    angelaOct 23, 2023 at 6:47 pm

    She is also a world champion and 2021 Olympic alternative! Weird to omit her highest accomplishments in this kind of article

    Reply
  • C

    ChrisOct 21, 2023 at 1:41 pm

    Any athlete with that level of success will have dealt with tough, hard, nasty, and difficult coaches, especially in Gymnastics. So given Karas comments and that there were other U of U gymnastics girls in the transfer portal just confirms the toxic environment that the U either doesn’t want to deal with or won’t. Mr Fardens body language at red rocks meets seems to confirm that this is all about him….not the girls, nor the team environment.
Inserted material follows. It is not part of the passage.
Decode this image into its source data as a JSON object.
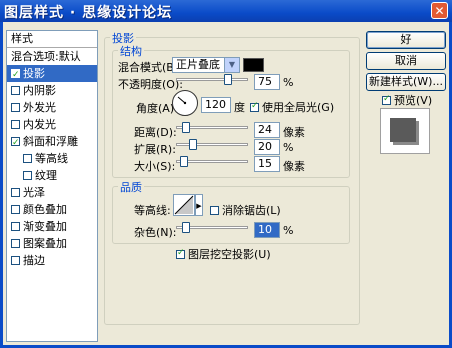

That’s obvious from spectators and i can only imagine what it’s like behind close doors. He needs to take a lesson from Cael Sanderson at Penn State. Tough, hard, results driven but those kids know he cares truly about developing people and talent, for 4 years and beyond.

    Reply
  • J

    John gronbachOct 20, 2023 at 9:39 pm

    Sounds like it’s time to let him go and let a true leader/coach step in.

    Reply
  • J

    John SOct 20, 2023 at 6:34 pm

    FIRE TOM FARDEN!!!

    Reply